AZ Free News spoke with Forte about the origins of the petition, and where he stands now. He said that he hasn’t really done anything with the petition since last year, because his business takes precedence currently. Forte shared that he’d heard about the renewed interest in his petition through a friend who’d seen a recent report from AZ Central mentioning it, and the subsequent criticisms that came.

“I’ve had a bunch of people trying to tag my personal [social media] profiles and stuff, just saying nonsense,” explained Forte.

In an update posted to the petition on Sunday, Forte elaborated that ASU students and alumni were chief among his harassers.

“Now I have a whole bunch of ASU students and alumni complaining, contacting me, and telling me that I’m a loser, I’m soft, I don’t have anything better to do with my time, etc. Yet they’re triggered and wasting their time about this petition that has been dormant for months. Funny how that works huh?!” wrote Forte.

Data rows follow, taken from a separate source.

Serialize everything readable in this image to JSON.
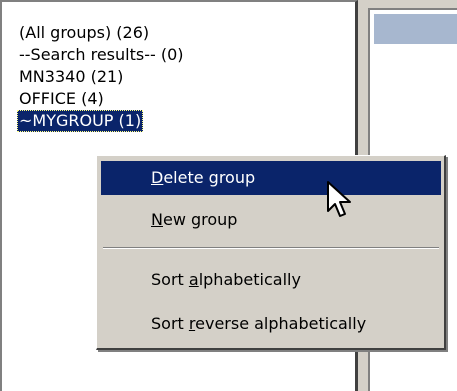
{
  "groups": {
    "items": [
      {
        "label": "(All groups) (26)"
      },
      {
        "label": "--Search results-- (0)"
      },
      {
        "label": "MN3340 (21)"
      },
      {
        "label": "OFFICE (4)"
      },
      {
        "label": "~MYGROUP (1)"
      }
    ],
    "selected_index": 4
  },
  "context_menu": {
    "delete_group": {
      "prefix": "",
      "accel": "D",
      "rest": "elete group"
    },
    "new_group": {
      "prefix": "",
      "accel": "N",
      "rest": "ew group"
    },
    "sort_alpha": {
      "prefix": "Sort ",
      "accel": "a",
      "rest": "lphabetically"
    },
    "sort_reverse": {
      "prefix": "Sort ",
      "accel": "r",
      "rest": "everse alphabetically"
    },
    "highlighted_item": "delete_group"
  },
  "colors": {
    "selection": "#0a246a",
    "menu_background": "#d4d0c8",
    "header_accent": "#a7b7cf"
  },
  "icons": {
    "cursor": "arrow-pointer-icon"
  }
}
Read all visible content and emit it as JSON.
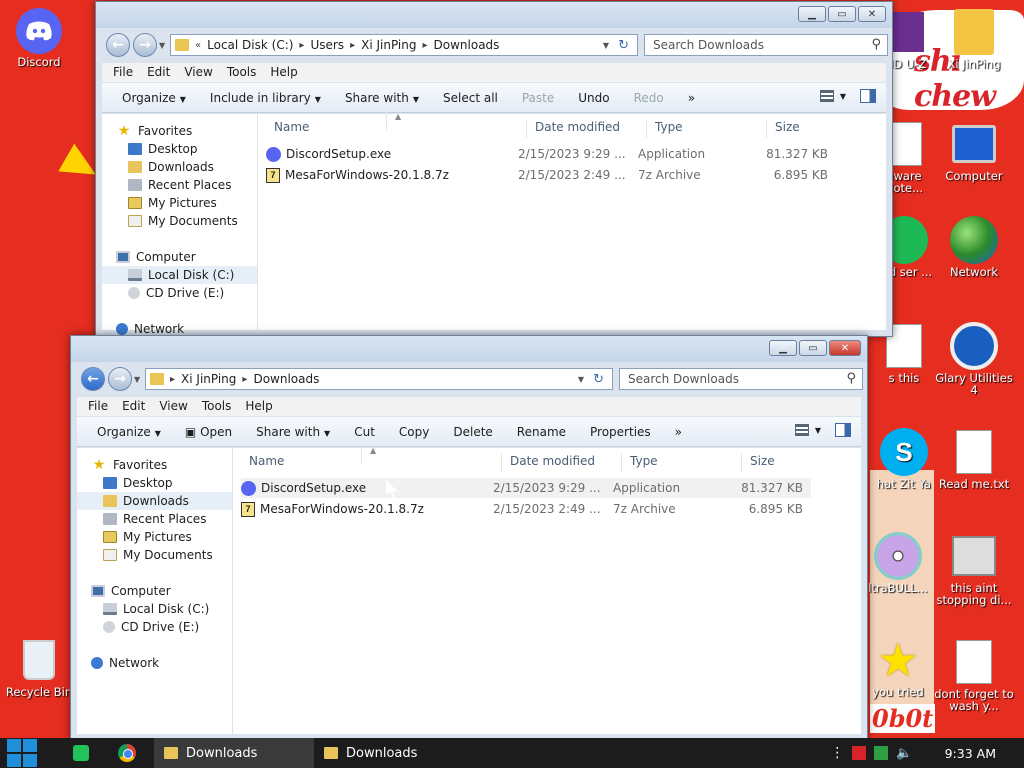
{
  "desktop": {
    "icons_left": [
      {
        "label": "Discord",
        "icon": "discord-icon"
      },
      {
        "label": "Recycle Bin",
        "icon": "recycle-bin-icon"
      }
    ],
    "icons_right": [
      {
        "label": "Xi JinPing",
        "icon": "user-folder-icon"
      },
      {
        "label": "Computer",
        "icon": "computer-icon"
      },
      {
        "label": "Network",
        "icon": "network-icon"
      },
      {
        "label": "Glary Utilities 4",
        "icon": "glary-icon"
      },
      {
        "label": "Read me.txt",
        "icon": "text-file-icon"
      },
      {
        "label": "this aint stopping di...",
        "icon": "troubleshoot-icon"
      },
      {
        "label": "dont forget to wash y...",
        "icon": "text-file-icon"
      }
    ],
    "icons_partial": [
      {
        "label": "UID U-Z",
        "icon": "cpuz-icon"
      },
      {
        "label": "eware Note...",
        "icon": "note-icon"
      },
      {
        "label": "sed ser ...",
        "icon": "spotify-icon"
      },
      {
        "label": "s this",
        "icon": "doc-icon"
      },
      {
        "label": "hat Zit Ya",
        "icon": "skype-icon"
      },
      {
        "label": "ltraBULL...",
        "icon": "cd-icon"
      },
      {
        "label": "you tried",
        "icon": "star-icon"
      }
    ],
    "wallpaper_text": [
      "shi chew",
      "0b0t"
    ]
  },
  "window_back": {
    "breadcrumb": [
      "Local Disk (C:)",
      "Users",
      "Xi JinPing",
      "Downloads"
    ],
    "breadcrumb_prefix": "«",
    "search_placeholder": "Search Downloads",
    "menu": [
      "File",
      "Edit",
      "View",
      "Tools",
      "Help"
    ],
    "commands": [
      {
        "label": "Organize",
        "dropdown": true,
        "disabled": false
      },
      {
        "label": "Include in library",
        "dropdown": true,
        "disabled": false
      },
      {
        "label": "Share with",
        "dropdown": true,
        "disabled": false
      },
      {
        "label": "Select all",
        "dropdown": false,
        "disabled": false
      },
      {
        "label": "Paste",
        "dropdown": false,
        "disabled": true
      },
      {
        "label": "Undo",
        "dropdown": false,
        "disabled": false
      },
      {
        "label": "Redo",
        "dropdown": false,
        "disabled": true
      },
      {
        "label": "»",
        "dropdown": false,
        "disabled": false
      }
    ],
    "nav": [
      {
        "label": "Favorites",
        "icon": "star",
        "head": true
      },
      {
        "label": "Desktop",
        "icon": "desk"
      },
      {
        "label": "Downloads",
        "icon": "fold"
      },
      {
        "label": "Recent Places",
        "icon": "rec"
      },
      {
        "label": "My Pictures",
        "icon": "pic"
      },
      {
        "label": "My Documents",
        "icon": "doc"
      },
      {
        "gap": true
      },
      {
        "label": "Computer",
        "icon": "comp",
        "head": true
      },
      {
        "label": "Local Disk (C:)",
        "icon": "disk",
        "selected": true
      },
      {
        "label": "CD Drive (E:)",
        "icon": "cd"
      },
      {
        "gap": true
      },
      {
        "label": "Network",
        "icon": "net",
        "head": true
      }
    ],
    "columns": [
      "Name",
      "Date modified",
      "Type",
      "Size"
    ],
    "files": [
      {
        "name": "DiscordSetup.exe",
        "date": "2/15/2023 9:29 ...",
        "type": "Application",
        "size": "81.327 KB",
        "icon": "disc"
      },
      {
        "name": "MesaForWindows-20.1.8.7z",
        "date": "2/15/2023 2:49 ...",
        "type": "7z Archive",
        "size": "6.895 KB",
        "icon": "7z"
      }
    ]
  },
  "window_front": {
    "breadcrumb": [
      "Xi JinPing",
      "Downloads"
    ],
    "search_placeholder": "Search Downloads",
    "menu": [
      "File",
      "Edit",
      "View",
      "Tools",
      "Help"
    ],
    "commands": [
      {
        "label": "Organize",
        "dropdown": true,
        "disabled": false
      },
      {
        "label": "Open",
        "dropdown": false,
        "disabled": false,
        "icon": true
      },
      {
        "label": "Share with",
        "dropdown": true,
        "disabled": false
      },
      {
        "label": "Cut",
        "dropdown": false,
        "disabled": false
      },
      {
        "label": "Copy",
        "dropdown": false,
        "disabled": false
      },
      {
        "label": "Delete",
        "dropdown": false,
        "disabled": false
      },
      {
        "label": "Rename",
        "dropdown": false,
        "disabled": false
      },
      {
        "label": "Properties",
        "dropdown": false,
        "disabled": false
      },
      {
        "label": "»",
        "dropdown": false,
        "disabled": false
      }
    ],
    "nav": [
      {
        "label": "Favorites",
        "icon": "star",
        "head": true
      },
      {
        "label": "Desktop",
        "icon": "desk"
      },
      {
        "label": "Downloads",
        "icon": "fold",
        "selected": true
      },
      {
        "label": "Recent Places",
        "icon": "rec"
      },
      {
        "label": "My Pictures",
        "icon": "pic"
      },
      {
        "label": "My Documents",
        "icon": "doc"
      },
      {
        "gap": true
      },
      {
        "label": "Computer",
        "icon": "comp",
        "head": true
      },
      {
        "label": "Local Disk (C:)",
        "icon": "disk"
      },
      {
        "label": "CD Drive (E:)",
        "icon": "cd"
      },
      {
        "gap": true
      },
      {
        "label": "Network",
        "icon": "net",
        "head": true
      }
    ],
    "columns": [
      "Name",
      "Date modified",
      "Type",
      "Size"
    ],
    "files": [
      {
        "name": "DiscordSetup.exe",
        "date": "2/15/2023 9:29 ...",
        "type": "Application",
        "size": "81.327 KB",
        "icon": "disc",
        "hover": true
      },
      {
        "name": "MesaForWindows-20.1.8.7z",
        "date": "2/15/2023 2:49 ...",
        "type": "7z Archive",
        "size": "6.895 KB",
        "icon": "7z"
      }
    ]
  },
  "taskbar": {
    "pinned": [
      "spotify-icon",
      "chrome-icon"
    ],
    "tasks": [
      {
        "label": "Downloads",
        "active": true
      },
      {
        "label": "Downloads",
        "active": false
      }
    ],
    "tray_icons": [
      "overflow-icon",
      "flag-icon",
      "network-tray-icon",
      "volume-icon"
    ],
    "clock": "9:33 AM"
  }
}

Another thing Forte noticed was the lack of support from those who wanted to change other mascots and figures, like the Washington Redskins and Aunt Jemima. Forte speculated to AZ Free News that this surface-level inconsistency had a deeper meaning – those normally in favor of changing things they find offensive won’t support the Sun Angel petition because it’s a Christian issue at its core.

“Half of the petition was obviously my strong feeling that I don’t want to praise the devil anymore, but it also had to do with the hypocritical nature of the woke mob because they’re all for tearing down many things – but if it’s something to do with Christianity, they say we can’t do that,” observed Forte.

The petition stalled at around 1,000 supporters last October, shortly after it launched. As of press time, the petition has grown to over 3,000 supporters – nearly all of these additional supporters followed local reports on the mascot survey citing the petition.

Read about the petition in its entirety here.

Corinne Murdock is a reporter for AZ Free News. Follow her latest on Twitter, or email tips to corinne@azfreenews.com.